Data extracted from a collection:

◇ ◇ ◇

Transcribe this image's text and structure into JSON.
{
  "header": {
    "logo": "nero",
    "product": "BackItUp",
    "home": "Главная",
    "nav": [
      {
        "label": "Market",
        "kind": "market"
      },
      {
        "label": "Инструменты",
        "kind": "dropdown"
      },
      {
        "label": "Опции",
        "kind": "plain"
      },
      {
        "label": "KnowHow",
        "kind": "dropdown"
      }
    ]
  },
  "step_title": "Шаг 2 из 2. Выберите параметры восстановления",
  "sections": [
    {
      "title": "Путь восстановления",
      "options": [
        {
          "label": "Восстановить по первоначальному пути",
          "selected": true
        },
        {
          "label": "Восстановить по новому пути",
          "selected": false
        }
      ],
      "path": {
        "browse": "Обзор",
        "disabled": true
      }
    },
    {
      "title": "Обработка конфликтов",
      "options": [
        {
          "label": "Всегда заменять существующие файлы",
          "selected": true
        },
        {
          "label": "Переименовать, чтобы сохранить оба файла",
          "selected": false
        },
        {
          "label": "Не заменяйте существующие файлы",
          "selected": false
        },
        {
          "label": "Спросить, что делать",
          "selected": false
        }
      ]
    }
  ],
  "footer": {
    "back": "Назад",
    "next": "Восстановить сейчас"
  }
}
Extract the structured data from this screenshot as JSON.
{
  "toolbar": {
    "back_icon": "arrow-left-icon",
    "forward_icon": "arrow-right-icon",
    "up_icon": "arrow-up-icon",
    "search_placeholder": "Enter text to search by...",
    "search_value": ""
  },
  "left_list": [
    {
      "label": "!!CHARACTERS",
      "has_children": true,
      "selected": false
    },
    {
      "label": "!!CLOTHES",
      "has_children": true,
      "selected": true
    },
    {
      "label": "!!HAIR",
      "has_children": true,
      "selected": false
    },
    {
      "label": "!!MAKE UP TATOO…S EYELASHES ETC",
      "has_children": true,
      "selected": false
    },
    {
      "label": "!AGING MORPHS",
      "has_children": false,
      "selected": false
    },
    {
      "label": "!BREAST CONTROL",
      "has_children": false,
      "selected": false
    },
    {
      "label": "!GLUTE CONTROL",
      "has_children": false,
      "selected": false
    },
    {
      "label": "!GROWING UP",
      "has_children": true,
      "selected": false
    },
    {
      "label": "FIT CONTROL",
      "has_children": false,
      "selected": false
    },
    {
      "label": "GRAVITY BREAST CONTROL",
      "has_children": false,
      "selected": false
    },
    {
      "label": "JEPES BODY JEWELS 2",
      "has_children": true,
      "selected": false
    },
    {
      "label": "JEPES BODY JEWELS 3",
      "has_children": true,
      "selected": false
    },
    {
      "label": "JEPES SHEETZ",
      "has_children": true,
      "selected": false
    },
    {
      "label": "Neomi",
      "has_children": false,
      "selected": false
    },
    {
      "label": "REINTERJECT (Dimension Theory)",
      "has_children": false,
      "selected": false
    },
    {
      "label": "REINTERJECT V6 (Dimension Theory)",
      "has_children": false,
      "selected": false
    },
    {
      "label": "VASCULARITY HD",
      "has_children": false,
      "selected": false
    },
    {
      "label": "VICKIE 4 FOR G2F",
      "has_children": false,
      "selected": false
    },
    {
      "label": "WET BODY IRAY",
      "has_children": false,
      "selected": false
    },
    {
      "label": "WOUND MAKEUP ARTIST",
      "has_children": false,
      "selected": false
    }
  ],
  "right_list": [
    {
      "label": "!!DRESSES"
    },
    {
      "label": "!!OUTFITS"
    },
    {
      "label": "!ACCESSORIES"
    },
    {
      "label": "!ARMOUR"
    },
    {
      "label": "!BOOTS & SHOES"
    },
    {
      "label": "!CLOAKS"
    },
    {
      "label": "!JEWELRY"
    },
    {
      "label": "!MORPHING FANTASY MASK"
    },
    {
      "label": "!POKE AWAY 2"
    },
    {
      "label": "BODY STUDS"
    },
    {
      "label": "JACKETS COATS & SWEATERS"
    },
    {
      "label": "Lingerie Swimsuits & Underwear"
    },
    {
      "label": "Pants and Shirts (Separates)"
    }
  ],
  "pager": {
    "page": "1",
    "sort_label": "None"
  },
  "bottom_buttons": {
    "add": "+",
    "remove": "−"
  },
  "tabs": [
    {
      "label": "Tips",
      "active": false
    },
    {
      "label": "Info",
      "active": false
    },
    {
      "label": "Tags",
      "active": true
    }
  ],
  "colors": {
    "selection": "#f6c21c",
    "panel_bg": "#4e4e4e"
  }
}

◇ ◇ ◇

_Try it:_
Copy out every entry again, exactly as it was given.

_Worked solution:_
Transcribe this image's text and structure into JSON.
{
  "header": {
    "logo": "nero",
    "product": "BackItUp",
    "home": "Главная",
    "nav": [
      {
        "label": "Market",
        "kind": "market"
      },
      {
        "label": "Инструменты",
        "kind": "dropdown"
      },
      {
        "label": "Опции",
        "kind": "plain"
      },
      {
        "label": "KnowHow",
        "kind": "dropdown"
      }
    ]
  },
  "step_title": "Шаг 2 из 2. Выберите параметры восстановления",
  "sections": [
    {
      "title": "Путь восстановления",
      "options": [
        {
          "label": "Восстановить по первоначальному пути",
          "selected": true
        },
        {
          "label": "Восстановить по новому пути",
          "selected": false
        }
      ],
      "path": {
        "browse": "Обзор",
        "disabled": true
      }
    },
    {
      "title": "Обработка конфликтов",
      "options": [
        {
          "label": "Всегда заменять существующие файлы",
          "selected": true
        },
        {
          "label": "Переименовать, чтобы сохранить оба файла",
          "selected": false
        },
        {
          "label": "Не заменяйте существующие файлы",
          "selected": false
        },
        {
          "label": "Спросить, что делать",
          "selected": false
        }
      ]
    }
  ],
  "footer": {
    "back": "Назад",
    "next": "Восстановить сейчас"
  }
}
Extract the structured data from this screenshot as JSON.
{
  "toolbar": {
    "back_icon": "arrow-left-icon",
    "forward_icon": "arrow-right-icon",
    "up_icon": "arrow-up-icon",
    "search_placeholder": "Enter text to search by...",
    "search_value": ""
  },
  "left_list": [
    {
      "label": "!!CHARACTERS",
      "has_children": true,
      "selected": false
    },
    {
      "label": "!!CLOTHES",
      "has_children": true,
      "selected": true
    },
    {
      "label": "!!HAIR",
      "has_children": true,
      "selected": false
    },
    {
      "label": "!!MAKE UP TATOO…S EYELASHES ETC",
      "has_children": true,
      "selected": false
    },
    {
      "label": "!AGING MORPHS",
      "has_children": false,
      "selected": false
    },
    {
      "label": "!BREAST CONTROL",
      "has_children": false,
      "selected": false
    },
    {
      "label": "!GLUTE CONTROL",
      "has_children": false,
      "selected": false
    },
    {
      "label": "!GROWING UP",
      "has_children": true,
      "selected": false
    },
    {
      "label": "FIT CONTROL",
      "has_children": false,
      "selected": false
    },
    {
      "label": "GRAVITY BREAST CONTROL",
      "has_children": false,
      "selected": false
    },
    {
      "label": "JEPES BODY JEWELS 2",
      "has_children": true,
      "selected": false
    },
    {
      "label": "JEPES BODY JEWELS 3",
      "has_children": true,
      "selected": false
    },
    {
      "label": "JEPES SHEETZ",
      "has_children": true,
      "selected": false
    },
    {
      "label": "Neomi",
      "has_children": false,
      "selected": false
    },
    {
      "label": "REINTERJECT (Dimension Theory)",
      "has_children": false,
      "selected": false
    },
    {
      "label": "REINTERJECT V6 (Dimension Theory)",
      "has_children": false,
      "selected": false
    },
    {
      "label": "VASCULARITY HD",
      "has_children": false,
      "selected": false
    },
    {
      "label": "VICKIE 4 FOR G2F",
      "has_children": false,
      "selected": false
    },
    {
      "label": "WET BODY IRAY",
      "has_children": false,
      "selected": false
    },
    {
      "label": "WOUND MAKEUP ARTIST",
      "has_children": false,
      "selected": false
    }
  ],
  "right_list": [
    {
      "label": "!!DRESSES"
    },
    {
      "label": "!!OUTFITS"
    },
    {
      "label": "!ACCESSORIES"
    },
    {
      "label": "!ARMOUR"
    },
    {
      "label": "!BOOTS & SHOES"
    },
    {
      "label": "!CLOAKS"
    },
    {
      "label": "!JEWELRY"
    },
    {
      "label": "!MORPHING FANTASY MASK"
    },
    {
      "label": "!POKE AWAY 2"
    },
    {
      "label": "BODY STUDS"
    },
    {
      "label": "JACKETS COATS & SWEATERS"
    },
    {
      "label": "Lingerie Swimsuits & Underwear"
    },
    {
      "label": "Pants and Shirts (Separates)"
    }
  ],
  "pager": {
    "page": "1",
    "sort_label": "None"
  },
  "bottom_buttons": {
    "add": "+",
    "remove": "−"
  },
  "tabs": [
    {
      "label": "Tips",
      "active": false
    },
    {
      "label": "Info",
      "active": false
    },
    {
      "label": "Tags",
      "active": true
    }
  ],
  "colors": {
    "selection": "#f6c21c",
    "panel_bg": "#4e4e4e"
  }
}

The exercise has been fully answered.